Have you ever seen something that’s so fascinating you’re sure there has to be some kind of practical application for it, but you just can’t figure out what? That’s how we feel when watching tiny ball bearings assemble themselves into alien-like structures under the influence of high voltage in the latest Plasma Channel video from [Jay Bowles].
Now to be clear, [Jay] isn’t trying to take credit for the idea. He explains that researchers at Stanford University first documented the phenomenon back in 2015, and that his goal was to recreate their initial results as a baseline and go from there. The process is pretty simple: put small metal ball bearings into a tray of oil, apply high voltage, and watch them self-assemble into “wires” that branch out in search of the ground terminal like a plant’s roots looking for water. With the encouragement of his 500,000 volt Van de Graaff generator, the ball bearings leaped into action and created structures just like in the Stanford study.
With the basic pieces now in place, [Jay] starts to push the envelope. He experiments with various oils to see how their viscosity impacts the ball’s ability to assemble, finding that olive oil seems to be the ideal candidate (at least of those he’s tried so far). He also switches up the size and shape of the tray, to try and find how far the balls can realistically stretch out on their own.
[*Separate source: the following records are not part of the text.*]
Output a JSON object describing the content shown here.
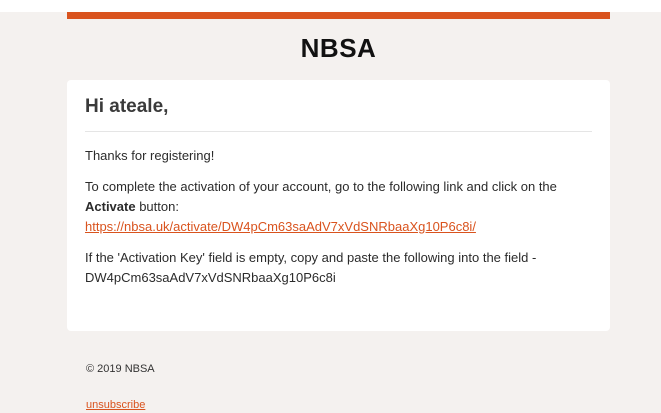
{
  "email": {
    "brand": "NBSA",
    "greeting": "Hi ateale,",
    "thanks": "Thanks for registering!",
    "instruction_prefix": "To complete the activation of your account, go to the following link and click on the",
    "button_word": "Activate",
    "instruction_suffix": "button:",
    "activation_link": "https://nbsa.uk/activate/DW4pCm63saAdV7xVdSNRbaaXg10P6c8i/",
    "fallback_text": "If the 'Activation Key' field is empty, copy and paste the following into the field -",
    "activation_key": "DW4pCm63saAdV7xVdSNRbaaXg10P6c8i"
  },
  "footer": {
    "copyright": "© 2019 NBSA",
    "unsubscribe": "unsubscribe"
  },
  "colors": {
    "accent": "#d9531e",
    "background": "#f4f1ef",
    "card": "#ffffff"
  }
}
In the end we’re no closer to finding a practical application for this wild effect than the good folks at Stanford were back in 2015, but at least we got to watch the little fellows do their thing in glorious 4K and with the exceptional production value we’ve come to expect from Plasma Channel. That said, [Jay] does hint at his ongoing efforts to turn the structures into works of art by “freezing” them with clear resin, so keep your eyes out for that.